The problem is, at insurance companies, procurement is limited to supporting indirect spend — real estate, marketing, finance, etc. — which accounts for less than 10% of the organization’s total costs and severely limits our ability to provide substantive value.
So, why doesn’t procurement play a bigger role inside insurance organizations?
First, the independent assessors and the adjustors who handle policyholders’ claims are not in the procurement system. As a result, procurement has no visibility into organizations’ key vendors. We’re unable to select or evaluate vendor performance, manage the spend, or even influence the administrative expenses incurred in supporting and negotiating appraisers and adjustors.
But the truth is, discrete systems are just a symptom of a deeper issue. The relationship between the chief procurement officer and chief claims officer is often strained. Claim leaders are inherently guarded since they assume procurement is only focused on cutting costs. And cutting costs from claims is a sacred cow since it undermines policyholders’ indemnities and benefits, and flies in the face of the organization’s core mission, namely driving customer satisfaction.
The net result is that inside insurance companies — a $1.75 trillion U.S. industry — procurement is a relatively marginal player. And chief procurement officers rarely have a seat at the leadership table.
The extraordinary thing is, there is no more knowledgeable partner for claims than procurement when it comes to driving value. The gulf between the two groups is an opportunity lost.
For procurement leaders to turn it around, and build a strategic, collaborative and powerful partnership with claims, we must do four things:
Use a Balanced Scorecard to Select and Evaluate Vendors’ Contribution
Procurement’s key metric is vendors’ value contribution, not cost. Use qualification, location, risk and customer satisfaction scores, as well as price, to identify service providers who provide a competitive advantage. In the case of a car accident, third-party administrators (TPAs) are the main contact for policyholders because they handle the entire claims process. By tracking and improving TPAs, auto claims management can yield up to 20% cost reduction and improve customer satisfaction.
Provide Actionable Intelligence About Vendors
Even when claims data — preferred vendor panels, terms, volumes and performance — reside on a separate platform. The data can easily be extracted and imported over to track and identify assessors and adjustors who deliver value over time. For instance, most insurance companies will find that local assessors and adjustors, rather than national providers, are rated higher by the policyholders.

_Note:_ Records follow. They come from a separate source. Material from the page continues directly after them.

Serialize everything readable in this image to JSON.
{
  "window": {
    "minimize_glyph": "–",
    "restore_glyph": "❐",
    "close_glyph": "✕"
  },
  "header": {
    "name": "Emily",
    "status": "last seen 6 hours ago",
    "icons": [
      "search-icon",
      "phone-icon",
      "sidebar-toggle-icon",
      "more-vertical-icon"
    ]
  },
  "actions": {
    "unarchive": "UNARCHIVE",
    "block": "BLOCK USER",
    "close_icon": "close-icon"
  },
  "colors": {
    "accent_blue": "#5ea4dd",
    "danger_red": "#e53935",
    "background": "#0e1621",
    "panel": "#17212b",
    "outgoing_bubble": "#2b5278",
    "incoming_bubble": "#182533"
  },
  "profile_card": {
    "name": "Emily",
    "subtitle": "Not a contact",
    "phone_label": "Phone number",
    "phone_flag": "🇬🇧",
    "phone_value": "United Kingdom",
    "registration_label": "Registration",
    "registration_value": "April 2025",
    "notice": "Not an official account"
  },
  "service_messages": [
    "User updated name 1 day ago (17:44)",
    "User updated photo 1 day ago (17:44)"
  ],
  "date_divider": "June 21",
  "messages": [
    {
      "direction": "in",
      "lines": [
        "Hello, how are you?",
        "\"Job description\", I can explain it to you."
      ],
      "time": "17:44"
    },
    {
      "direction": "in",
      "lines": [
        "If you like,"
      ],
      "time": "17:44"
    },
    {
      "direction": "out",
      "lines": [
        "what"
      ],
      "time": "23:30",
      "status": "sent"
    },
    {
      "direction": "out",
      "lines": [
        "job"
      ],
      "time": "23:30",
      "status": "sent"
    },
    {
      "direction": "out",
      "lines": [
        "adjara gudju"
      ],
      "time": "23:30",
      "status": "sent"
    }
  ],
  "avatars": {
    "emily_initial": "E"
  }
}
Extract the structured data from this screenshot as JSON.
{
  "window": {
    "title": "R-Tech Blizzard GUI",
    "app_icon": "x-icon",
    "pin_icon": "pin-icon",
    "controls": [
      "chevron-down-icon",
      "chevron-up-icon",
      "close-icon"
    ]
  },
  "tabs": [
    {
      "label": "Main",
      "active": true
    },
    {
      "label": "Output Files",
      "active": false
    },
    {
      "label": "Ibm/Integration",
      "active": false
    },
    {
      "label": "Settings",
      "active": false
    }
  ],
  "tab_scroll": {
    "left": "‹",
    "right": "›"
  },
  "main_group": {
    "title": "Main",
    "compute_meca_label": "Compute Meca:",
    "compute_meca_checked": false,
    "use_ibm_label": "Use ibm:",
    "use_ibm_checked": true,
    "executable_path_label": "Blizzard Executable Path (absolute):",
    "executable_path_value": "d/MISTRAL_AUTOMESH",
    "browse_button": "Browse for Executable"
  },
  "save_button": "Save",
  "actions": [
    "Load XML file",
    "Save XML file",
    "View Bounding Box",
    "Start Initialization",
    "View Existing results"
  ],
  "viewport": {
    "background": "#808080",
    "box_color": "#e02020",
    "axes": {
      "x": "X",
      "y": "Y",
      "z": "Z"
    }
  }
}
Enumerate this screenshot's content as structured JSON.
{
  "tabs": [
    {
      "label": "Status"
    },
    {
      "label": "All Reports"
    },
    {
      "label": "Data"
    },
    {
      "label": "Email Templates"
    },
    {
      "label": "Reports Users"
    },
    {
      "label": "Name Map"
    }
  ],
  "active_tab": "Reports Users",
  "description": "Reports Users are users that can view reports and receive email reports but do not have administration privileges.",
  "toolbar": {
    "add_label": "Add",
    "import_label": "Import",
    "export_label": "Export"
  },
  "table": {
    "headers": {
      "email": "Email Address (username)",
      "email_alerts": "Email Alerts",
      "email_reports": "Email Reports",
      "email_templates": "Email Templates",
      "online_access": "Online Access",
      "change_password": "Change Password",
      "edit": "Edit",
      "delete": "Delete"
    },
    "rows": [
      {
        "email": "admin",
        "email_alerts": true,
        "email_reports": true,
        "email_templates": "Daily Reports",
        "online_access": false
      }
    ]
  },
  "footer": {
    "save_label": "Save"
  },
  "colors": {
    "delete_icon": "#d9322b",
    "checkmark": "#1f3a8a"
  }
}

Use Integrated Technology and Go Digital
In the short term, integrate procurement’s source-to-pay system with the claims systems. Namely, vendor selection, claims evaluation and claims settlement. Longer-term, establish a digital portal where claims vendors register themselves, and the data is exported to both procurement and claims systems.
Implement Consistent but Locally Optimized Processes
It is imperative for procurement and business teams to get to know other’s priorities before creating value creation programs. Then to implement effectively, procurement should be organized by regions with claims category management taking place at a local level but overseen by a global category manager in partnership with the business.
Today, procurement in most insurance companies are overlooking its potential to unlock huge value. When procurement is a strategic partner with claims, insurance companies improve customer satisfaction, reputation, renewals and revenue, and reduce claims payout between 1% to 3%, which drops right to the bottom line. This is a massive contribution to the organization and elevates the chief procurement officer to a strategic role.